Recreational marijuana may be legal in Illinois, but that doesn’t mean you have free reign to do whatever you please with the plant. There are still rules and regulations that need to be followed, and if you don’t follow them, you can end up with a marijuana possession charge. It may not seem like a big deal considering the drug is legalized recreationally in Illinois, but that conviction can still cause significant problems in the future. It may show up on background checks for jobs and housing applications, and it could impact your ability to get into the school of your dreams, so don’t take the charge lightly.
So what are your options if you end up facing a marijuana possession charge in Illinois? We share some of the more common defenses to possession charges in today’s blog.
Defending Against Marijuana Possession Charges
You are allowed to purchase and possess recreational marijuana in Illinois, but certain limitations apply. For example, you can’t have more than 30 grams in your possession, otherwise you can face charges. Being in possession of between 30 and 100 grams is a misdemeanor offense, and it only gets worse from there. Possessing more than 100 grams of having a subsequent possession offense will result in felony charges, which carry the potential for significant fines and jail time.
Another issue people run into is when they have marijuana in a vehicle. It is illegal to transport marijuana, even if you legally purchased it, unless it is contained in sealed, odorless and child-proof container. Transporting it in the container provided by the dispensary will work, but carrying it in a plastic baggie in a vehicle will result in charges, so be smart if you’re transporting legally-purchased weed.
When it comes to defending a marijuana possession charge, you have a few different angles you can take. It’s not going to be easy to win because there have to be significant factors for police to charge someone with possession considering recreational possession is legal in Illinois, but you should consider taking the case to court because of the potential for significant penalties. After talking with a criminal defense attorney, some of the defenses that may be pursued for your case include:
- The Possession Aspect – Police may try to attribute possession of the drug to you even if it wasn’t on your person. For example, if they found marijuana in your office, locker or dorm room, they may assume it’s yours. However, if other parties had easy enough access to this location, you can make a reasonable argument that the marijuana is not yours or that it could have come from someone else. The burden of proof is on the prosecution, and if you can provide reasonable doubt, you may get the charges dropped.
- Illegal Search – Police sometimes don’t follow proper protocol when collecting evidence, so if the basis for the search was based on incorrect information or they did not follow the guidelines specified by a warrant, you can get the evidence thrown out, which would effectively put an end to your case.

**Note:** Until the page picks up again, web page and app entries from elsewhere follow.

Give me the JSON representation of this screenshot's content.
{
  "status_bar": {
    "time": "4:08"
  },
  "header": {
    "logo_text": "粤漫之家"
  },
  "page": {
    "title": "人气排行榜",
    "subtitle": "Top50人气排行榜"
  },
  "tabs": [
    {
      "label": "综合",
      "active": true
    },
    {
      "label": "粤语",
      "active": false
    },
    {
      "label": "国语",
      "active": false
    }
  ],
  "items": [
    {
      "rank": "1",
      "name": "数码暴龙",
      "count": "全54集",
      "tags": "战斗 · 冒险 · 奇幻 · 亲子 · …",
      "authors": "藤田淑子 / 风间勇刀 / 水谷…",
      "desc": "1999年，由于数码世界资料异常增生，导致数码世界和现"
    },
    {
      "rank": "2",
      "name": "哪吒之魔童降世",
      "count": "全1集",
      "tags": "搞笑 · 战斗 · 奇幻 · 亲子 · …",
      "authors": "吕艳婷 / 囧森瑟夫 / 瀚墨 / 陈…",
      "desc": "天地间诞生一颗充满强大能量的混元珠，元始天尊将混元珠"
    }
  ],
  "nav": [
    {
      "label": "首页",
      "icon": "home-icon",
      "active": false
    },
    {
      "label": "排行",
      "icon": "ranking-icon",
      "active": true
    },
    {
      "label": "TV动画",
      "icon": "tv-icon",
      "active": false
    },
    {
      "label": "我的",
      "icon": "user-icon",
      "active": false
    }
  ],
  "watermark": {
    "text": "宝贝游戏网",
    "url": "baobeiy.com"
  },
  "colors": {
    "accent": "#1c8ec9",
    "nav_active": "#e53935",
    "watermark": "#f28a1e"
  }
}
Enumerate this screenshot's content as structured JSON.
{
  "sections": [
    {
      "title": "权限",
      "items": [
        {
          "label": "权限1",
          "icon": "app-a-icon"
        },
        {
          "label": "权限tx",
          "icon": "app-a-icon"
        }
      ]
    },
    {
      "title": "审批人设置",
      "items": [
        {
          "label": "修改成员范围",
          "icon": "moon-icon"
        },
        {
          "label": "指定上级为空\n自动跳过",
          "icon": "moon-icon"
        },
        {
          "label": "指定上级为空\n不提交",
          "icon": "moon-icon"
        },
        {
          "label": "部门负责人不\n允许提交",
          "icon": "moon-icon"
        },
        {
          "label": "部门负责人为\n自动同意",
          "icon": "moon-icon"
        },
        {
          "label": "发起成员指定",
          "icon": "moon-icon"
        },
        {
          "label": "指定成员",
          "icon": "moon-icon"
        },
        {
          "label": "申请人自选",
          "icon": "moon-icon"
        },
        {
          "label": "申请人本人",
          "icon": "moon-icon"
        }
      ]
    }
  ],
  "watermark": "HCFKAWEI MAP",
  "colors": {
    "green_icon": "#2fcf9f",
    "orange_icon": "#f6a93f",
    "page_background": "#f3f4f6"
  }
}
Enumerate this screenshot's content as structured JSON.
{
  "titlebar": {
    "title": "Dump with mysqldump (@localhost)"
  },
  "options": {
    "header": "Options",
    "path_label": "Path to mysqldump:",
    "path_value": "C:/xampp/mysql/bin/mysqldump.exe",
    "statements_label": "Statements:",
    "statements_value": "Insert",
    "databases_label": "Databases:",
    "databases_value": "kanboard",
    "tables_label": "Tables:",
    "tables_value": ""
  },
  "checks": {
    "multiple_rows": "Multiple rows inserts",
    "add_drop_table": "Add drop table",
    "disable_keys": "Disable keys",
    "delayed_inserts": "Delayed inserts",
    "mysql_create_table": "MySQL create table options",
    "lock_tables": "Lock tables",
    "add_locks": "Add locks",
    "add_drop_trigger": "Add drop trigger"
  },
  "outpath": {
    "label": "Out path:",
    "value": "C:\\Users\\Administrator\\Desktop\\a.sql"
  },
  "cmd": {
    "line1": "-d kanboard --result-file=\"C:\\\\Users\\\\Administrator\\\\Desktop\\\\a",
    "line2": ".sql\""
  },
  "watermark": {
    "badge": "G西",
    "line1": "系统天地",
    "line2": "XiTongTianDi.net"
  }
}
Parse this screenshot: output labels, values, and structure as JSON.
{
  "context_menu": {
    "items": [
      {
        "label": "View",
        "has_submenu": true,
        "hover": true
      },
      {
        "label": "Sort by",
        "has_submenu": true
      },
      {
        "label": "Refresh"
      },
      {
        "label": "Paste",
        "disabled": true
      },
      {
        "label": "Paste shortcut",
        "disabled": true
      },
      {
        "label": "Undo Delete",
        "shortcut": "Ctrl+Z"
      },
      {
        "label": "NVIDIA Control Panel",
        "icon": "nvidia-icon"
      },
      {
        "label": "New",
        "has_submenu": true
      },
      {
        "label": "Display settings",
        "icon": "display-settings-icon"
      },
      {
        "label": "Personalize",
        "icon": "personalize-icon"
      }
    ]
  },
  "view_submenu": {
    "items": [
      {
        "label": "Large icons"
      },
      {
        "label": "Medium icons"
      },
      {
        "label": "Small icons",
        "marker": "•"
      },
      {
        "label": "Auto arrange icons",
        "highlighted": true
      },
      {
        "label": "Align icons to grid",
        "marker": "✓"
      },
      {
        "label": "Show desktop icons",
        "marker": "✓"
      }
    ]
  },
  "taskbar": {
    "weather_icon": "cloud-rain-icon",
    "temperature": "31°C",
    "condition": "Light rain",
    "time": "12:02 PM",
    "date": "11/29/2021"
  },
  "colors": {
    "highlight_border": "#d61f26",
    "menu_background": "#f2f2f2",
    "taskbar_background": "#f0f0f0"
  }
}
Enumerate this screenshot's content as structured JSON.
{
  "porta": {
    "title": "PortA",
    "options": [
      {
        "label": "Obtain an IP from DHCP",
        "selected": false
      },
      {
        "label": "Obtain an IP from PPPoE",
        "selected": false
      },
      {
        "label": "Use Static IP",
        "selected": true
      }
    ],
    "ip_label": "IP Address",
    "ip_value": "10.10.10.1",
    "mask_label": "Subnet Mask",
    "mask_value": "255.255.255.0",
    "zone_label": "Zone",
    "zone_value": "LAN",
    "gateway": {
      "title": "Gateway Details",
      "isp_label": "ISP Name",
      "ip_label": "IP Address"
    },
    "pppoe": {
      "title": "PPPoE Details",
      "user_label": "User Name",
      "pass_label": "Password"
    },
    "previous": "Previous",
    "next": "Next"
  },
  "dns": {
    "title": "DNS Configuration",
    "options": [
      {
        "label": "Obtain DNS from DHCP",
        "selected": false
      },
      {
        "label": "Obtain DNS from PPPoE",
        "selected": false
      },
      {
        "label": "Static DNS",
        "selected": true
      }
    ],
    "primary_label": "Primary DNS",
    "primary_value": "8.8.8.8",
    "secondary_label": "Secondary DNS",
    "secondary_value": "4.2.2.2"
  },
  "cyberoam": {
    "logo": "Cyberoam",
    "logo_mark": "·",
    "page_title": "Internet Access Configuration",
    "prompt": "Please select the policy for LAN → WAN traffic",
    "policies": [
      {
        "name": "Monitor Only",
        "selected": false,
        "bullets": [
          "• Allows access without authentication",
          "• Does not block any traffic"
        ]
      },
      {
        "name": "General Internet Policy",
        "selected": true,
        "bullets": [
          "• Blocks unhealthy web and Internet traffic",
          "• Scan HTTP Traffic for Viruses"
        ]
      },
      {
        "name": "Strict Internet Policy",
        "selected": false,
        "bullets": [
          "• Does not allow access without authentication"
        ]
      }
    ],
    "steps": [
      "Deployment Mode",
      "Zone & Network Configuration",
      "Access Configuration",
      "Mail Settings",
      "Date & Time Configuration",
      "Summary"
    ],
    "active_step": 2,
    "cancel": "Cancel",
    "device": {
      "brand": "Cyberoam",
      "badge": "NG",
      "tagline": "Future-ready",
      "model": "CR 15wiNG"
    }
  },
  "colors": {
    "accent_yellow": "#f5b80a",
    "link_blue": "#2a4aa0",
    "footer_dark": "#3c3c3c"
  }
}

For example, if the police searched areas that were not outlined in a warrant, they claimed they had a warrant when they did not, or they stopped your vehicle without reasonable suspicion and found marijuana, you can fight to have that evidence thrown out.
- Miranda and Due Process Violations – Even if the evidence against you appears to be clear, due process and your rights still need to be upheld throughout the legal process. If your Miranda rights were violated or you were coerced into giving a false confession, your lawyer may challenge these aspects of your case.
- Witness Credibility – Some cases center around the reliability of witnesses, so it’s important that you look reliable and those speaking against you appear unreliable. If there is a dispute over whose drugs were found, we can develop a defense that makes your side of the story look more reliable. Even if the witness is a law enforcement officer, if there are holes in their story, we’ll work hard to point them out at trial.
These are just a few of the ways we can help defend you against serious marijuana possession charges in Illinois. If you or someone you know is facing a marijuana-related charge, reach out to Brett Appelman and the team at Appelman Law today to learn how we can help.